Top of Supplied material
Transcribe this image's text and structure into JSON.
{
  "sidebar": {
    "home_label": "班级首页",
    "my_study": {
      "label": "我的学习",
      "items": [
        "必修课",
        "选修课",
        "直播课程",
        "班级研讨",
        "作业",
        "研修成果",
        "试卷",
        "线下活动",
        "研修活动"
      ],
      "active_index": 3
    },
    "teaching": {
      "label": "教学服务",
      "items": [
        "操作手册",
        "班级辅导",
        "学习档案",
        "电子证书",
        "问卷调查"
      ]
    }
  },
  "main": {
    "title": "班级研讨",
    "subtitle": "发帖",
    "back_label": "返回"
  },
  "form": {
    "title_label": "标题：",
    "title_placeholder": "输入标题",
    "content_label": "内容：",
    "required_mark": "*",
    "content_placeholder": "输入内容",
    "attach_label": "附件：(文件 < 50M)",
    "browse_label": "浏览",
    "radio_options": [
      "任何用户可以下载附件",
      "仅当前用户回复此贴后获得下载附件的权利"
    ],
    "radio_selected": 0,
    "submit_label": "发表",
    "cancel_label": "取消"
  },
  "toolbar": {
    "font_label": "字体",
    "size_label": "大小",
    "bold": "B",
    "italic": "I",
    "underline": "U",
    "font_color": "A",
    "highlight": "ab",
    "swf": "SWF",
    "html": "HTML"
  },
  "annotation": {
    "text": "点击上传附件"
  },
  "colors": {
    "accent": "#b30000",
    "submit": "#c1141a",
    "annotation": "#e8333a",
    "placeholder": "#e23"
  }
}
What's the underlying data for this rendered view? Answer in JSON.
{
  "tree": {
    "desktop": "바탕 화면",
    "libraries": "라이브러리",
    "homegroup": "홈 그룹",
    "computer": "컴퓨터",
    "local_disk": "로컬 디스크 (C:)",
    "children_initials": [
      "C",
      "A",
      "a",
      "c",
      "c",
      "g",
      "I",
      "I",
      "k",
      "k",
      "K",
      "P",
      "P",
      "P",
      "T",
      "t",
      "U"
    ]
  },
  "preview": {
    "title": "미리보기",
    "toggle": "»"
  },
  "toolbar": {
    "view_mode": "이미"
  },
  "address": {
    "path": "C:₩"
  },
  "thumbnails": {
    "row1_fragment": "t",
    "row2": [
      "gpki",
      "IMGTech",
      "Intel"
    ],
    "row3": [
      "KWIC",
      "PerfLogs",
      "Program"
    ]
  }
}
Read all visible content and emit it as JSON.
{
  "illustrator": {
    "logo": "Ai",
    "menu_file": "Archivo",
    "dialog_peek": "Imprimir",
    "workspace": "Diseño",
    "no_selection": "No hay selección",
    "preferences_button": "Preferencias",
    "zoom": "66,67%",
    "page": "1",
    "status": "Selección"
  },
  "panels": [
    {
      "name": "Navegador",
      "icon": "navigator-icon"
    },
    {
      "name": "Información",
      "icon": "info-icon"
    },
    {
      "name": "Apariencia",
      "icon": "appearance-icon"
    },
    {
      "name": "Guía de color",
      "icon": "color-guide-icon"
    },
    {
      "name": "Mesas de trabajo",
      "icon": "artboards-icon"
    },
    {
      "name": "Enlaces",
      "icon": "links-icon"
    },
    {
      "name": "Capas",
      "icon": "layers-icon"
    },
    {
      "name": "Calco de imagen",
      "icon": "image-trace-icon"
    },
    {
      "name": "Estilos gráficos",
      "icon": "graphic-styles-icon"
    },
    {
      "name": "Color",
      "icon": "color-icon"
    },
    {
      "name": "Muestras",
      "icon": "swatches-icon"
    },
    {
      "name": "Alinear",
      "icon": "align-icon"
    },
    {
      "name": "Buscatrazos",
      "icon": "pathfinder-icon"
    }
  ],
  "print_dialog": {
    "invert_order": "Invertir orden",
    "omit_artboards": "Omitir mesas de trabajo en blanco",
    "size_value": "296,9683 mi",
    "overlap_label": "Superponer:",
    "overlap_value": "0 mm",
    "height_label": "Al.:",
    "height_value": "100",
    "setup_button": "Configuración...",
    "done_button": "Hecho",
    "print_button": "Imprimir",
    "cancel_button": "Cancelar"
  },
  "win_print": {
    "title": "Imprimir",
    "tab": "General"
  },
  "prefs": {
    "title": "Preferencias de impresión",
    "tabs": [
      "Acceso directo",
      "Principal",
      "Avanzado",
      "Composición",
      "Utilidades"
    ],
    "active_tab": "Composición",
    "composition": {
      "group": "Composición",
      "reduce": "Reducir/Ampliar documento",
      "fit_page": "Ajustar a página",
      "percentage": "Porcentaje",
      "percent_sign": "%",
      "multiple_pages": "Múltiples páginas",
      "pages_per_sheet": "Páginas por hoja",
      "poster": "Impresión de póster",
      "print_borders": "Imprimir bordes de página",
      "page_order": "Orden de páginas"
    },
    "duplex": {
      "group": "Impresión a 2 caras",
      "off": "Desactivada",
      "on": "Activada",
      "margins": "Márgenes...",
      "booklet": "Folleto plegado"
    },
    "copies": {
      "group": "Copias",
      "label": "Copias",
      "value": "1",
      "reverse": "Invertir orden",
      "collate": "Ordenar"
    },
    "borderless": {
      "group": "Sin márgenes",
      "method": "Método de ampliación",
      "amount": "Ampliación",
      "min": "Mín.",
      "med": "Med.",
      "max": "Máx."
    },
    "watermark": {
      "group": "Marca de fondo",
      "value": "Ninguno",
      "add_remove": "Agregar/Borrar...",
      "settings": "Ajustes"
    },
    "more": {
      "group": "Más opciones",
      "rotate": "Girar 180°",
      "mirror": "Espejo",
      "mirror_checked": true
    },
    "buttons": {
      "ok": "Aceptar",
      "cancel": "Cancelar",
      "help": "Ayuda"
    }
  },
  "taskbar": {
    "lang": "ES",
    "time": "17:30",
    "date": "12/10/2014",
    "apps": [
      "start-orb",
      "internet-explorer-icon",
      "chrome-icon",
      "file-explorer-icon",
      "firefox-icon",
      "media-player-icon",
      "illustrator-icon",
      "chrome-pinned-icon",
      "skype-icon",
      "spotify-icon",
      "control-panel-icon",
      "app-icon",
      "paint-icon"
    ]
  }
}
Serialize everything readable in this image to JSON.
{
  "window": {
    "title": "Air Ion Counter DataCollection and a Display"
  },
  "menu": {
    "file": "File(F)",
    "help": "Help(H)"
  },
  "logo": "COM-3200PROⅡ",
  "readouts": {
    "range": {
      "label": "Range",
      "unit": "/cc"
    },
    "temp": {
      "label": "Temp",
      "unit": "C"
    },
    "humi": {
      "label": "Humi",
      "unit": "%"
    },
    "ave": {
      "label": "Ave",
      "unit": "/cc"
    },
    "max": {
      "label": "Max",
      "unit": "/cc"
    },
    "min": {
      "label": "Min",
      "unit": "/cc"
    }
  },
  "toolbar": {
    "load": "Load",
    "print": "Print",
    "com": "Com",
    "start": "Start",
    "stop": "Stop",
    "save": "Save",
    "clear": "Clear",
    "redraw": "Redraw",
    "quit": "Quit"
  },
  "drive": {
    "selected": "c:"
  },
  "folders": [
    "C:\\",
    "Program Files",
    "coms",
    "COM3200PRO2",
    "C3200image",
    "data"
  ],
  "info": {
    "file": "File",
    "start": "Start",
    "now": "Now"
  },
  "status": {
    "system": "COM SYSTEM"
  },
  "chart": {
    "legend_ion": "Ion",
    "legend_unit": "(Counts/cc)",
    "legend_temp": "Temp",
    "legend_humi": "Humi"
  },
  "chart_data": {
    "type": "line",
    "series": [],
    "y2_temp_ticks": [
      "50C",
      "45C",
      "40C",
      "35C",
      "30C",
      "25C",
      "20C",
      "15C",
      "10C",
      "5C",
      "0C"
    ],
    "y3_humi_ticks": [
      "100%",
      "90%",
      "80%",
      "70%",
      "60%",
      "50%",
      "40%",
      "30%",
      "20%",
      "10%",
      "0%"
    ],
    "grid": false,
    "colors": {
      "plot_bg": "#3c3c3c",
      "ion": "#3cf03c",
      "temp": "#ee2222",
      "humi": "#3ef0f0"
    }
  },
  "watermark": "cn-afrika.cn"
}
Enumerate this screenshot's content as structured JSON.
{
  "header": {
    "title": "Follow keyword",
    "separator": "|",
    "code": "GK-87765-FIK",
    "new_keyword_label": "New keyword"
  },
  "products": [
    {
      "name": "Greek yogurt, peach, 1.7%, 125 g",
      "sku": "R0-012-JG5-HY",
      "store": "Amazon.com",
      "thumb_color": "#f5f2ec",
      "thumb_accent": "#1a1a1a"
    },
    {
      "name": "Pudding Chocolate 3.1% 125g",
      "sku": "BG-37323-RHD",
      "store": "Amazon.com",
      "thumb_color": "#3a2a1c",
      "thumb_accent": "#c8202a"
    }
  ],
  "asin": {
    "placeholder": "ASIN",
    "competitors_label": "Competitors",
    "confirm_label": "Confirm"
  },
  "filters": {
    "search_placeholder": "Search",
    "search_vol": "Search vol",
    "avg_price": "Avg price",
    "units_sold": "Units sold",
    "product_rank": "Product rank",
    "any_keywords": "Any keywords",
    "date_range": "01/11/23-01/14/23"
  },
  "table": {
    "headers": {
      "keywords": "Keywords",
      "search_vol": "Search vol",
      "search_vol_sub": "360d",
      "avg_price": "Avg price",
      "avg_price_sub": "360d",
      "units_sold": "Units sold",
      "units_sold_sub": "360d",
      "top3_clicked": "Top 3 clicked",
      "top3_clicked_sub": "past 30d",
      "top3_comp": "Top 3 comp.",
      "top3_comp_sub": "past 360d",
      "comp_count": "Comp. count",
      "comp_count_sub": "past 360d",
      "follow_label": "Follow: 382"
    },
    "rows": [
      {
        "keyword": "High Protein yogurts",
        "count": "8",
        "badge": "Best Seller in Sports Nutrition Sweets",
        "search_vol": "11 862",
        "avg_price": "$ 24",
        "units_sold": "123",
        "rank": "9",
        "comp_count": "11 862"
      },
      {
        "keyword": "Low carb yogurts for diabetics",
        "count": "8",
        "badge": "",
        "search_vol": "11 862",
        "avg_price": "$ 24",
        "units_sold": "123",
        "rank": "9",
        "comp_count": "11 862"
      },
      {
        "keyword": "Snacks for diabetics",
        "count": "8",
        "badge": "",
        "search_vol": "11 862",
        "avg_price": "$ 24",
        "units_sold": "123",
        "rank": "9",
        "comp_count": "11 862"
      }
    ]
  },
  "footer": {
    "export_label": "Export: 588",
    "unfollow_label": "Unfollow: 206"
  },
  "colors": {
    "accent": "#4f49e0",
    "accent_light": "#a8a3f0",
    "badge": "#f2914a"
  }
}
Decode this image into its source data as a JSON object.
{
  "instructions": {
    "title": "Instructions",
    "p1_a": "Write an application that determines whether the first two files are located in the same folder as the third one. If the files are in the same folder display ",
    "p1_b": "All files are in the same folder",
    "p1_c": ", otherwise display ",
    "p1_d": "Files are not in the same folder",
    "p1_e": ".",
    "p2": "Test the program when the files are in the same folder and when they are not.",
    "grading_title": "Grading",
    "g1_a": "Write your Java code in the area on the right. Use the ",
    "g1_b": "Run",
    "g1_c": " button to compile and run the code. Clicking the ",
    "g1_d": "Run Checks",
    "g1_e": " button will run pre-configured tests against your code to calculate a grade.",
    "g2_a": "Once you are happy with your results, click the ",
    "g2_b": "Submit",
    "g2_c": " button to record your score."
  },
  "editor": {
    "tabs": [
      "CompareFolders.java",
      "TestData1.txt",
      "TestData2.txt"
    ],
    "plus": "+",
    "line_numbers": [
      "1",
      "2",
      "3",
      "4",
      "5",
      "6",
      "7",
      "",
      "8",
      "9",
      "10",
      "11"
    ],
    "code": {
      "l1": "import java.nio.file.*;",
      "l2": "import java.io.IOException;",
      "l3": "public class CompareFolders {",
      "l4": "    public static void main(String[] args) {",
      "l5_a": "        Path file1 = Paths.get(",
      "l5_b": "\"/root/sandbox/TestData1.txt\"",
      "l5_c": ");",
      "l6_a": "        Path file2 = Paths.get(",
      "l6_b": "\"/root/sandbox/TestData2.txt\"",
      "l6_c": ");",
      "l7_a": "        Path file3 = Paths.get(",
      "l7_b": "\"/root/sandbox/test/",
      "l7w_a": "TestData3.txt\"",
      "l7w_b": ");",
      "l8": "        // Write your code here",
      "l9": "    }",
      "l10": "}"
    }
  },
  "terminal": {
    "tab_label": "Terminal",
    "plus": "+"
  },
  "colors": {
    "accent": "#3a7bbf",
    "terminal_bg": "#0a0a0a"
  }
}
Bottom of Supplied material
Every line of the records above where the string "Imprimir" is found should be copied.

▶ _Response to this exercise_:
    "dialog_peek": "Imprimir",
    "print_button": "Imprimir",
    "title": "Imprimir",
      "print_borders": "Imprimir bordes de página",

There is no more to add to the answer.